The setting is a Nevada desert retreat circa the 1950s, where men rent cabins for six weeks to establish residency to gain a divorce. Already ensconced are a collection of stereotypes: Alvin Novotny, nerdy, nervous, and needy; Gerald Driscoll, abusive and alcoholic but with a good heart; and Ben Clancy, taciturn, decent, and strong, whose occupancy seems to be permanent. Into this enclave comes still-wet-behind-the-ears Caleb Farley, who looks far too young to need a divorce and, as he’s the one who’s carrying that big secret, keeps himself to himself. The men are looked after by Mrs. Duke, the sassy, no-nonsense African-American proprietor, who strictly enforces a no-female-visitors policy and is the bane of local girl Chrissie Meyers, who works the cabins trading sexual favors for cash. In Act 1 the men pry into Caleb’s history to little avail. The secret is revealed just before intermission by the mysterious arrival of another man, and Act 2 explores the consequences for everyone.
Charman is depressingly fond of obvious setups. When Mrs. Duke snaps at Caleb to unhand a small dog statue sitting on a shelf in his cabin, we know it will end up broken. (If it means so much to her, why is the darn thing in a guest cabin in the first place?) When Alvin is taunted for being scared to play his beloved clarinet, which he hasn’t touched in 12 years because his wife banned him from playing it in the house, it’s only a matter of time before he gains the guts to blow on it. Will Ben spill the beans on why he can’t go back to his former life as a teacher? Is the pope a homophobe?

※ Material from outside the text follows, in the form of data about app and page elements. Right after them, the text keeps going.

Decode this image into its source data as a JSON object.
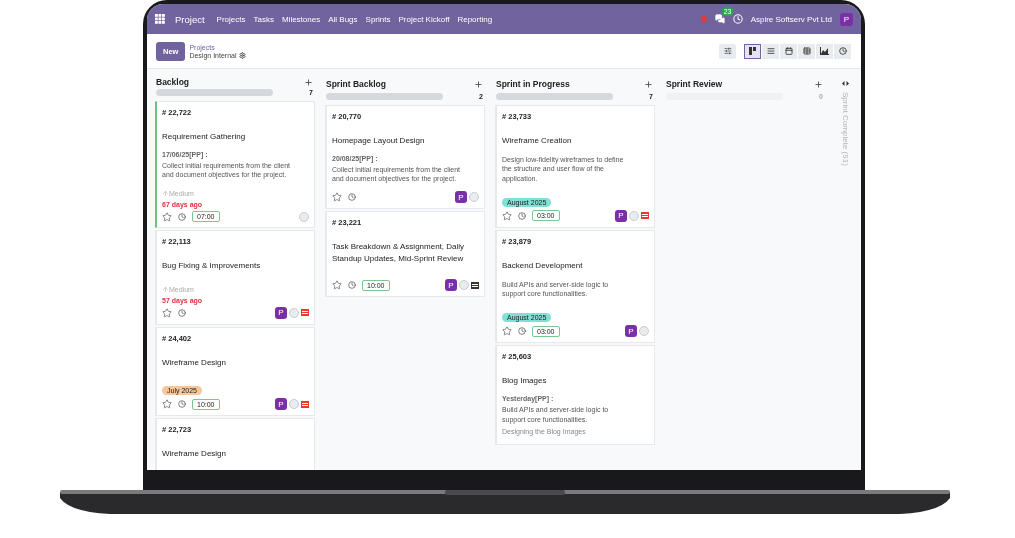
{
  "navbar": {
    "brand": "Project",
    "menu": [
      "Projects",
      "Tasks",
      "Milestones",
      "All Bugs",
      "Sprints",
      "Project Kickoff",
      "Reporting"
    ],
    "messages_badge": "23",
    "company": "Aspire Softserv Pvt Ltd",
    "avatar": "P"
  },
  "control_panel": {
    "new_button": "New",
    "breadcrumb": "Projects",
    "record": "Design Internal",
    "views": [
      {
        "kind": "kanban",
        "selected": true
      },
      {
        "kind": "list",
        "selected": false
      },
      {
        "kind": "calendar",
        "selected": false
      },
      {
        "kind": "pivot",
        "selected": false
      },
      {
        "kind": "graph",
        "selected": false
      },
      {
        "kind": "activity",
        "selected": false
      }
    ]
  },
  "columns": [
    {
      "name": "Backlog",
      "count": "7",
      "empty": false,
      "cards": [
        {
          "number": "# 22,722",
          "title": "Requirement Gathering",
          "highlighted": true,
          "note_date": "17/06/25[PP] :",
          "description": "Collect initial requirements from the client and document objectives for the project.",
          "priority": "Medium",
          "age": "67 days ago",
          "time": "07:00"
        },
        {
          "number": "# 22,113",
          "title": "Bug Fixing & Improvements",
          "highlighted": false,
          "priority": "Medium",
          "age": "57 days ago",
          "avatar": "P",
          "attachment": {
            "color": "#e8392c"
          }
        },
        {
          "number": "# 24,402",
          "title": "Wireframe Design",
          "highlighted": false,
          "tag": {
            "label": "July 2025",
            "color": "#f7c79a"
          },
          "time": "10:00",
          "avatar": "P",
          "attachment": {
            "color": "#e8392c"
          }
        },
        {
          "number": "# 22,723",
          "title": "Wireframe Design",
          "highlighted": false
        }
      ]
    },
    {
      "name": "Sprint Backlog",
      "count": "2",
      "empty": false,
      "cards": [
        {
          "number": "# 20,770",
          "title": "Homepage Layout Design",
          "highlighted": false,
          "note_date": "20/08/25[PP] :",
          "description": "Collect initial requirements from the client and document objectives for the project.",
          "avatar": "P"
        },
        {
          "number": "# 23,221",
          "title": "Task Breakdown & Assignment, Daily Standup Updates, Mid-Sprint Review",
          "highlighted": false,
          "time": "10:00",
          "avatar": "P",
          "attachment": {
            "color": "#3a3230"
          }
        }
      ]
    },
    {
      "name": "Sprint in Progress",
      "count": "7",
      "empty": false,
      "cards": [
        {
          "number": "# 23,733",
          "title": "Wireframe Creation",
          "highlighted": false,
          "description": "Design low-fidelity wireframes to define the structure and user flow of the application.",
          "tag": {
            "label": "August 2025",
            "color": "#7fe0d6"
          },
          "time": "03:00",
          "avatar": "P",
          "attachment": {
            "color": "#e8392c"
          }
        },
        {
          "number": "# 23,879",
          "title": "Backend Development",
          "highlighted": false,
          "description": "Build APIs and server-side logic to support core functionalities.",
          "tag": {
            "label": "August 2025",
            "color": "#7fe0d6"
          },
          "time": "03:00",
          "avatar": "P"
        },
        {
          "number": "# 25,603",
          "title": "Blog Images",
          "highlighted": false,
          "description": "Build APIs and server-side logic to support core functionalities.",
          "note_date": "Yesterday[PP] :",
          "note_text": "Designing the Blog Images"
        }
      ]
    },
    {
      "name": "Sprint Review",
      "count": "0",
      "empty": true
    }
  ],
  "folded_column": "Sprint Complete (91)"
}
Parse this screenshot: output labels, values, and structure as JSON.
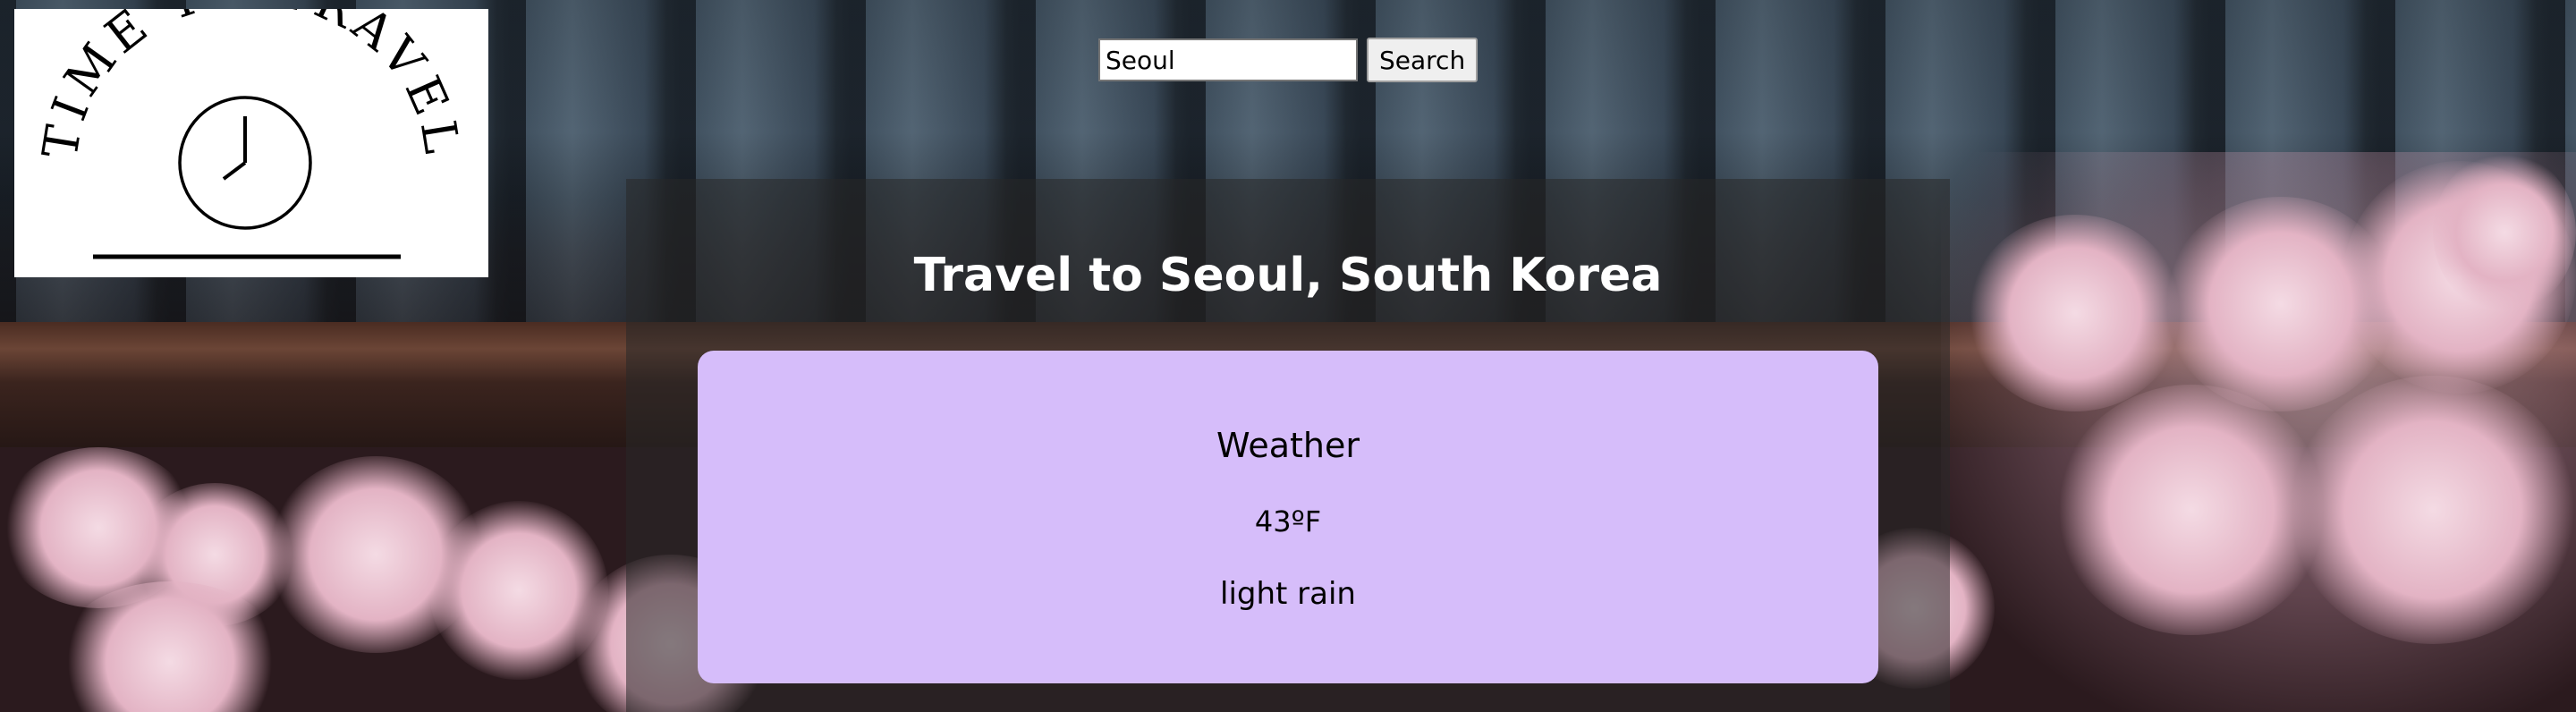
{
  "logo": {
    "text": "TIME TO TRAVEL",
    "icon": "clock-icon"
  },
  "search": {
    "value": "Seoul",
    "button_label": "Search"
  },
  "destination": {
    "title": "Travel to Seoul, South Korea"
  },
  "weather": {
    "heading": "Weather",
    "temperature": "43ºF",
    "description": "light rain"
  },
  "colors": {
    "card_background": "#d6bdfa",
    "title_text": "#ffffff"
  }
}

The ham-fisted writing is at least occasionally ameliorated by some of the performances. Best is the understated Brian Hutchison, a quietly manly Ben, whose honesty undercuts the melodramatics. Lucas Caleb Rooney handles Gerald’s drunken meltdown without wallowing in the obviousness of the character’s self-loathing. Ansel Elgort, a senior at Fiorello H. LaGuardia High School of Music & Art and Performing Arts, imbues the blank Caleb with hidden reservoirs of feeling. The indispensable Adriane Lenox’s fierce tartness cuts the cuteness of Mrs. Duke’s ’tude, but she had much more effect on this same stage in one tiny scene in “Doubt” than she can achieve in this much larger but inferior role. Alexis Bledel, however, playing Chrissie in her New York stage debut, doesn’t seem to know how to fill out her underwritten character. Furthermore, director Carolyn Cantor should remind the TV and film actor that she is not off camera when silent in a scene. I watched with dismay in Act 2 as Chrissie, who has arrived after a beating from her father with a violently colorful contusion on her cheek, absent-mindedly scratched the wound with her fingers as she listened.
Cantor doesn’t help matters with forced staging of her own. Chrissie at one point snatches up that infernal dog and playfully keeps it from Caleb. Once he finally retrieves it, he quickly puts it down right on the edge of the kitchen table, rather than restoring it to the shelf just above. Can you possibly imagine why?
The confident realism of Rachel Hauck’s rickety set, Ilona Somogyi’s period garb, and especially Ben Stanton’s mimicry of natural lighting only reinforces the artificiality of the script. I heard audience members tossing around words such as “formulaic” and “trite” even before they had exited the theater. Not a good sign.
Presented by Manhattan Theatre Club at New York City Center Stage I, 131 W. 55th St., NYC. March 27–April 29. Tue. and Wed., 7 p.m.; Thu.– Sat., 8 p.m.; Wed., Sat., and Sun., 2 p.m. (No performance Wed., March 28, 2 p.m.) (212) 581-1212 or www.nycitycenter.org. Casting by Nancy Piccione.